# WORK TO COMPLETE:
Look through the data for the string "badge". Copy every line where it is found.
(Beginning of INPUT FOR THIS TASK)
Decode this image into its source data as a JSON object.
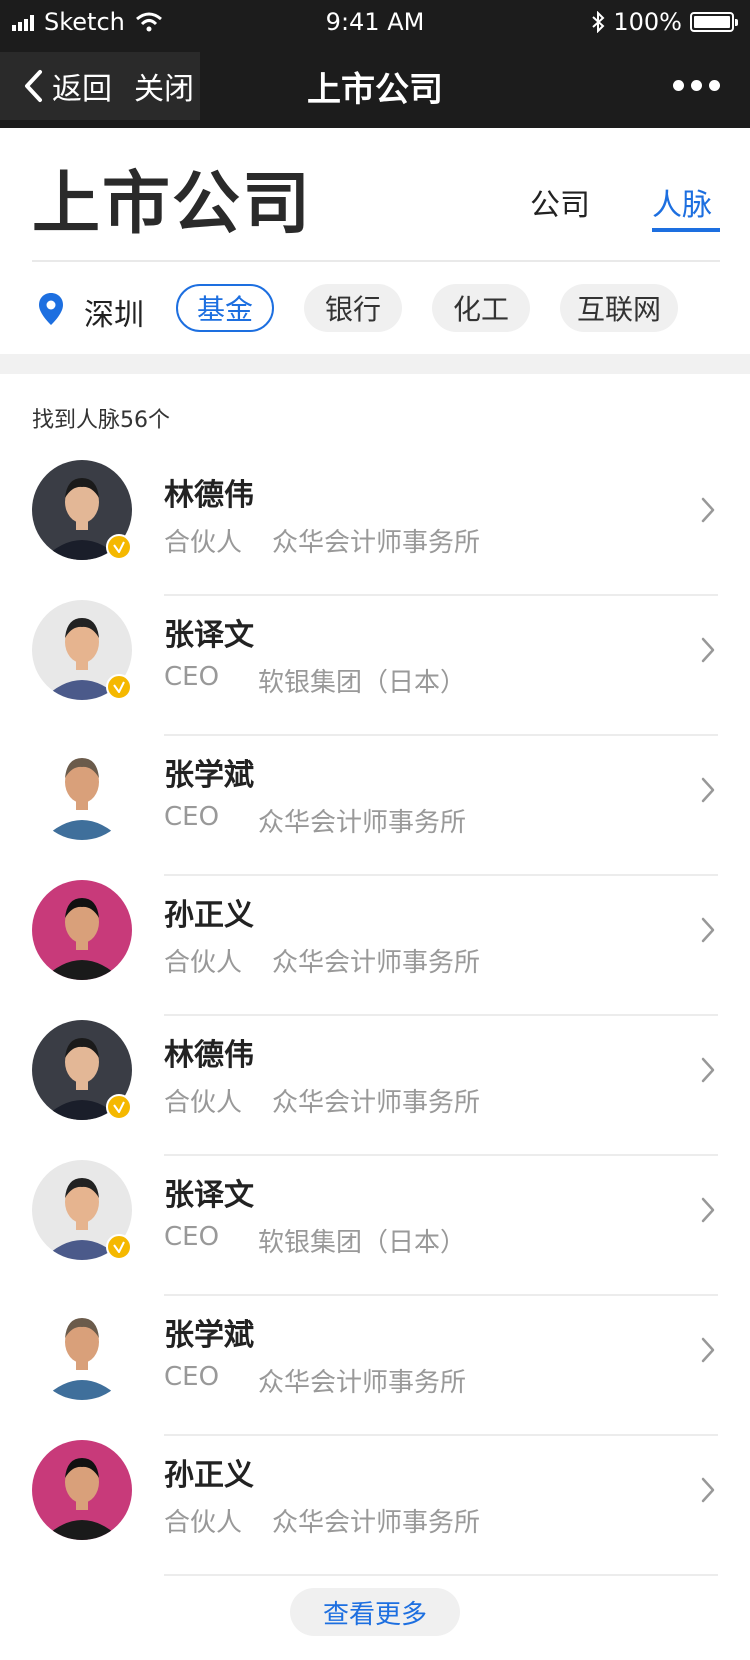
{
  "status_bar": {
    "carrier": "Sketch",
    "time": "9:41 AM",
    "battery": "100%"
  },
  "nav": {
    "back_label": "返回",
    "close_label": "关闭",
    "title": "上市公司"
  },
  "header": {
    "heading": "上市公司",
    "tabs": [
      {
        "label": "公司"
      },
      {
        "label": "人脉"
      }
    ],
    "active_tab": "人脉"
  },
  "filters": {
    "location": "深圳",
    "chips": [
      {
        "label": "基金",
        "active": true
      },
      {
        "label": "银行",
        "active": false
      },
      {
        "label": "化工",
        "active": false
      },
      {
        "label": "互联网",
        "active": false
      }
    ]
  },
  "results": {
    "count_text": "找到人脉56个",
    "people": [
      {
        "name": "林德伟",
        "title": "合伙人",
        "company": "众华会计师事务所",
        "verified": true
      },
      {
        "name": "张译文",
        "title": "CEO",
        "company": "软银集团（日本）",
        "verified": true
      },
      {
        "name": "张学斌",
        "title": "CEO",
        "company": "众华会计师事务所",
        "verified": false
      },
      {
        "name": "孙正义",
        "title": "合伙人",
        "company": "众华会计师事务所",
        "verified": false
      },
      {
        "name": "林德伟",
        "title": "合伙人",
        "company": "众华会计师事务所",
        "verified": true
      },
      {
        "name": "张译文",
        "title": "CEO",
        "company": "软银集团（日本）",
        "verified": true
      },
      {
        "name": "张学斌",
        "title": "CEO",
        "company": "众华会计师事务所",
        "verified": false
      },
      {
        "name": "孙正义",
        "title": "合伙人",
        "company": "众华会计师事务所",
        "verified": false
      }
    ]
  },
  "footer": {
    "load_more_label": "查看更多"
  },
  "colors": {
    "accent": "#1d6fe0",
    "nav_bg": "#1c1c1c",
    "badge": "#f5b800"
  },
  "icons": {
    "location": "location-pin-icon",
    "chevron": "chevron-right-icon",
    "verified": "verified-badge-icon"
  }
}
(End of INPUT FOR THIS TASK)
# ANSWER:
    "badge": "#f5b800"
    "verified": "verified-badge-icon"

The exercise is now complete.